Published June 26, 2013
DALLAS – A Texas fire review panel flagged two quarter-century-old arson cases on Wednesday, saying investigators were mistaken in finding that the defendants set intentional fires.
The Texas State Fire Marshal's Office convened the panel of fire experts earlier this year to review cases for potential problems, in a rare collaboration with criminal justice advocates who say a significant number of arson-related convictions rest on faulty conclusions. The Innocence Project of Texas conducted a survey of arson cases and referred several to the panel.
The two cases identified Wednesday are the murder conviction of Ed Graf, a Waco-area man found guilty of setting a 1986 fire that killed his two stepsons, and the arson conviction of Douglas Victor Boyington for a 1988 fire at a Houston-area apartment building.

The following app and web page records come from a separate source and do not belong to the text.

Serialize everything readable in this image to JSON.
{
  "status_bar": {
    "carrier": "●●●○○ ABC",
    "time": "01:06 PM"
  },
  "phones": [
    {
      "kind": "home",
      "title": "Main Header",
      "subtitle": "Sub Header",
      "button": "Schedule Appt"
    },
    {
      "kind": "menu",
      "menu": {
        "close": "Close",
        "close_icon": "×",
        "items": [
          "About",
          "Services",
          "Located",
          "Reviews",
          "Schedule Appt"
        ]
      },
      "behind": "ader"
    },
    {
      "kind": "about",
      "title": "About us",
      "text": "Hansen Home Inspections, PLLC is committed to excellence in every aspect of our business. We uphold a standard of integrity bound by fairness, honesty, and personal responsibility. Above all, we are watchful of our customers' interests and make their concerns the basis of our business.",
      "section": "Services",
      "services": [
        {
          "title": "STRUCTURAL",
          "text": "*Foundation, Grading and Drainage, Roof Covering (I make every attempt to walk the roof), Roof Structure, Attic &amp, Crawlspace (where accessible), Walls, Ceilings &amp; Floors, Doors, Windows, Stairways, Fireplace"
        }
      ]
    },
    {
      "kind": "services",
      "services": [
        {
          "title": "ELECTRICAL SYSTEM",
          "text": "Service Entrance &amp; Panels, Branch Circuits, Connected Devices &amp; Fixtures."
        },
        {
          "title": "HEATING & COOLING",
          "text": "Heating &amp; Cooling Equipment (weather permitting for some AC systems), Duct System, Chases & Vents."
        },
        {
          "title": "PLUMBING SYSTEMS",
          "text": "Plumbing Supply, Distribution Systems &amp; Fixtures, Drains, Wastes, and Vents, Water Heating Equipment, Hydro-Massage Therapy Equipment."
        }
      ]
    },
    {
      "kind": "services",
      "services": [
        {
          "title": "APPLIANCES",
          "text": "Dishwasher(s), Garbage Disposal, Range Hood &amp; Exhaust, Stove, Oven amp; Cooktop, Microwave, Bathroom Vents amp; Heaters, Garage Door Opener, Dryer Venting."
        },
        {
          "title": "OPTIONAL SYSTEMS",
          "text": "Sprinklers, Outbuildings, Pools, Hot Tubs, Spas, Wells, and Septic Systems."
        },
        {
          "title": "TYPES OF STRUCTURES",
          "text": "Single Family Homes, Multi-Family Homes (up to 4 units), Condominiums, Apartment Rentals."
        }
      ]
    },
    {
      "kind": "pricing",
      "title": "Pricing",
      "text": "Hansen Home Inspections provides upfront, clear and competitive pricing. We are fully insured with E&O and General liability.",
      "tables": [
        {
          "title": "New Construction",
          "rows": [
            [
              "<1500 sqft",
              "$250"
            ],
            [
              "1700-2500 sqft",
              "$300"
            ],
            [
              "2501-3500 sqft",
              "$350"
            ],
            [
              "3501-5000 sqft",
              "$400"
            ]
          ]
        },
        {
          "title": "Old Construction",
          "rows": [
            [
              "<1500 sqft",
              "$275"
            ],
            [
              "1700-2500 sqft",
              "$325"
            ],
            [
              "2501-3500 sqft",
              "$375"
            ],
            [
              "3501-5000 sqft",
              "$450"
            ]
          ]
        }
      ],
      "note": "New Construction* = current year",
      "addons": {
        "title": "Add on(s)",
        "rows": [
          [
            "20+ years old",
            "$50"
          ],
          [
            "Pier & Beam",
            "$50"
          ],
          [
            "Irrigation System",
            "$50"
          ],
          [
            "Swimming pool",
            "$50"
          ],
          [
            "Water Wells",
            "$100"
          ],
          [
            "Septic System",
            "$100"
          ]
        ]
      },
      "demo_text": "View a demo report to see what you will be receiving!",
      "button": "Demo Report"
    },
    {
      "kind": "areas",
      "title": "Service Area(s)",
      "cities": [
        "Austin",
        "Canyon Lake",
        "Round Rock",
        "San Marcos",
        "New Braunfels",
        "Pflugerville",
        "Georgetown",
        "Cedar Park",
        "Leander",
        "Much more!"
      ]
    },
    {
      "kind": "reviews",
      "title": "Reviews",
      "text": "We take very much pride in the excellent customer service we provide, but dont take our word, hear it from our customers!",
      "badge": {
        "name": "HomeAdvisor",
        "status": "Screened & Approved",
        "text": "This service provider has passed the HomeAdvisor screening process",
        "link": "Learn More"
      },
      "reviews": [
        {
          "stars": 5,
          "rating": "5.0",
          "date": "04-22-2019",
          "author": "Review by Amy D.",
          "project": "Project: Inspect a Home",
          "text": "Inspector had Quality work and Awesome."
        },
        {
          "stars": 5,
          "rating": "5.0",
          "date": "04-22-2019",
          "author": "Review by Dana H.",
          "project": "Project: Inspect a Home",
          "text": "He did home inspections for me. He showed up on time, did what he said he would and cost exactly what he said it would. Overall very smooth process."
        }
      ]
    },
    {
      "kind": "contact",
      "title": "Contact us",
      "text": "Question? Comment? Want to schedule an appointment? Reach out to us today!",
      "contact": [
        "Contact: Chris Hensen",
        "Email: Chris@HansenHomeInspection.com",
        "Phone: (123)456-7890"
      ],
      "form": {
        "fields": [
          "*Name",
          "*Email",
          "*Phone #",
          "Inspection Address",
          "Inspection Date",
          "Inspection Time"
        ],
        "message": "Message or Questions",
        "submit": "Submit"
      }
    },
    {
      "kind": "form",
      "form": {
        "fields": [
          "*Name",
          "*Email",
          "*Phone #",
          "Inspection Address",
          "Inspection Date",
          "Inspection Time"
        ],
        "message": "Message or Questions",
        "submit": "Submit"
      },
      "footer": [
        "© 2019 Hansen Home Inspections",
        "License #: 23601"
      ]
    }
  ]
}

Both men are behind bars, though an appeal in Graf's case led to the conviction and life sentence being set aside. Prosecutors in McLennan County have acknowledged the original fire investigation is no longer valid, but say they intend to retry him based on other evidence. Graf remains jailed on $1.5 million bond.
Boyington is serving a 75-year prison sentence for arson, along with sentences for other charges, according to state records.
In both cases, letters sent by Fire Marshal Chris Connealy said the original investigators "failed to meet the present-day scientific standards of care."
The panel said the fire investigation did meet today's standards in a third case it reviewed, the 2002 murder conviction of Sadie Proffitt in Brazoria County, in southeast Texas.
The panel expects to issue findings on another case in the near future and to review five more cases later this year, Connealy said.
"These are older cases and the times were different, but nevertheless, their findings can't be supported by the standards of today and quite frankly, they should have been concerned back then," he said about the two flagged cases.
Graf was convicted of putting his two young stepsons in a shed and setting the building on fire. Investigators at the time who examined photos determined that charring was deepest near the shed entrance and on the doors. They said the charring and other patterns suggested a quick fire sparked by an accelerant such as lighter fluid.
Fire scientists now say those patterns alone aren't conclusive. The shed was demolished and taken to a landfill soon after the fire, which Connealy said in a letter "seriously undermined" any investigation.
Boyington was convicted of setting a fire that destroyed part of an apartment complex in Pasadena, southeast of Houston. According to Connealy's letter to the Harris County district attorney, the Pasadena fire investigator who used fire patterns to declare the blaze intentional was mistaken. The only lab sample in the investigation did not find any flammable liquids, and the file overall was missing key documentation, the letter said.
Boyington does not appear to have an appeal pending, according to online court records. Lynn Hardaway, a Harris County assistant district attorney, said prosecutors had not reviewed Boyington's case and would likely not do so unless he filed a petition to have his conviction overturned.
Follow Nomaan Merchant on Twitter at http://www.twitter.com/nomaanmerchant.